The “Real Book” for story evaluation methods

Marc Maxson, Irene Guijt, and others, 2010. GlobalGiving Foundation (supported by Rockefeller Foundation). Available as pdf.  See also the related website.

[“Real Book” = The Real Book is a central part of the culture of playing music where improvisation is essential. Real books are not for beginners: the reader interprets scant notation, and builds on her own familiarity with chords. The Real Book allows musicians to play an approximate version of hundreds of new songs quickly]

About this book
“This is a collection of narratives that serve to illustrate some not-so-obvious lessons that affected our story pilot project in Kenya. We gathered a large body of community stories that revealed what people in various communities believed they  needed, what services they were getting, and what they would like to see happen in the future. By combining many brief narratives with a few contextual questions we were able to compare and analyze thousands of stories. Taken together, these stories and their meanings provide a perspective with both depth and breadth: Broad enough to inform an organization’s strategic thinking about the root causes of social ailments2, yet deep and real enough to provoke specific and immediate follow-up actions by the local organizations of whom community members speak.

We believe that local people are the “experts” on what they want and know who has (or has not) been helping them. And like democracy, letting them define the problems and solutions that deserve to be discussed is the best method we’ve found for aggregating that knowledge. Professionals working in this field can draw upon the wisdom of this crowd for understanding the local context, and build upon what they know. Community efforts are complex, and our aim is not to predict the future, but help local leaders manage the present. If projects are observed from many angles – especially by those for whom success affects their livelihood – and implementers use these perspectives to mitigate risks and avoid early failure, the probability of future success will be much greater.”

See also:

RD comment 1: See also a different perspective on the Global Giving experience: Networks of self-categorised stories, by Rick Davies

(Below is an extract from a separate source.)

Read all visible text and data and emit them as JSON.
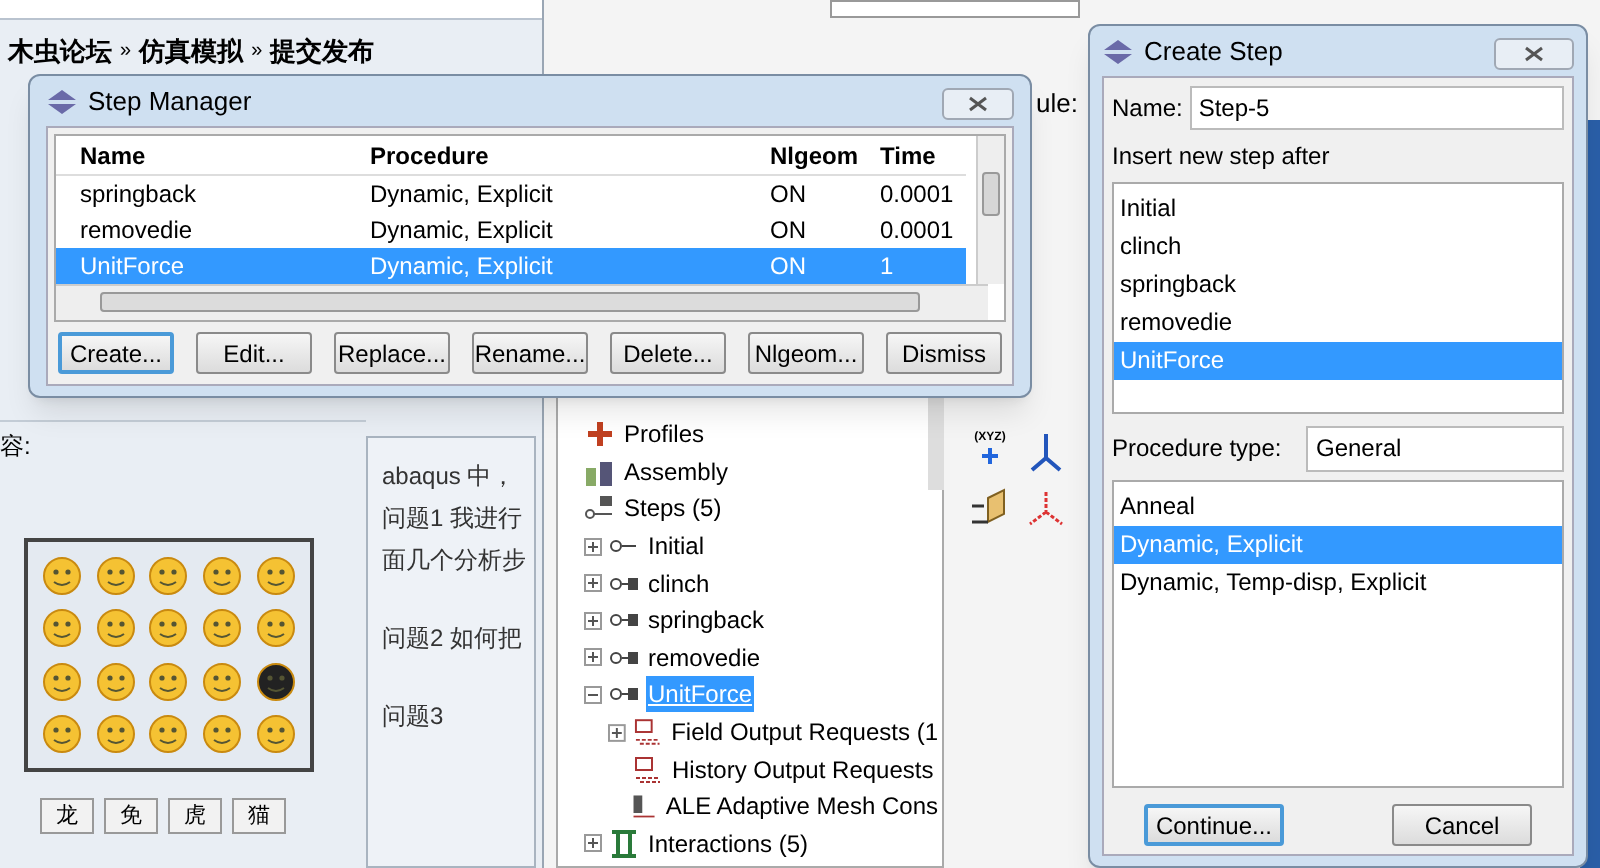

RD comment 2: What I like about this doc: 1. Lots of warts and all descriptions of data collection, with all the problems that occur in real life, 2. the imaginative improvement on Cognitive Edge’s use of triads as tools to enabling self-signifier tools, a circular device call the story marbles approach. This enables respondents to choose which of x categories they will use and then indicate to what extent each of these categories apply to their story. It meets the requirement the author described thus: “What we need is a means to let the storyteller define the right question while also constraining the possible questions enough that we will derive useful clusters of stories with similar question frames.”

Evaluation Revisited – Improving the Quality of Evaluative Practice by Embracing Complexity

Utrecht Conference Report. Irene Guijt, Jan Brouwers, Cecile Kusters, Ester Prins and Bayaz Zeynalova. March 2011. Available as pdf

This report summarises the outline and outputs of the Conference ‘Evaluation Revisited: Improving the Quality of Evaluative Practice by Embracing Complexity’’, which took place on May 20-21, 2010. It also adds additional insights and observations related to the themes of the conference, which emerged in presentations about the conference at specific events.

Contents (109 pages):

1 What is Contested and What is at Stake
1.1 Trends at Loggerheads
1.2 What is at Stake?
1.3 About the May Conference
1.4 About the Report
2 Four Concepts Central to the Conference
2.1 Rigour
2.2 Values
2.3 Standards
2.4 Complexity
3 Three Questions and Three Strategies for Change
3.1 What does ‘evaluative practice that embraces complexity’ mean in practice?
3.2 Trade-offs and their Consequences
3.3 (Re)legitimise Choice for Complexity
4 The Conference Process in a Nutshell

Do Less Transparent Donors Allocate Aid Differently?

Jörg Faust , German Development Institute D-I-E, 2010, APSA 2010 Annual Meeting Paper. Available as pdf

“Foreign aid is said to be more effective for development if it is allocated to relatively poor recipient countries’ with relatively sound political institutions. This allocation rule also meets the preferences of citizens in donor countries, who expect their government to spent aid on countries that are needy and institutionally prepared to use it well. Unfortunately, aid allocation in the past often has diverged from this rule because donor governments and other bureaucratic agents often pursue special interest politics. This paper studies the variance of aid allocation patterns across donor countries. It relates this variance of aid allocation patterns to different levels of political transparency within donor countries. Where political transparency is high, donor governments are more accountable and have less maneuvering space to diverge from technocratic expertise and citizen’s preferences. An empirical test, using data for the 1998-2008 period confirms this hypothesis. Donor countries with higher levels of political transparency allocate aid more according to recipient countries’ neediness and institutional performance”

%d bloggers like this: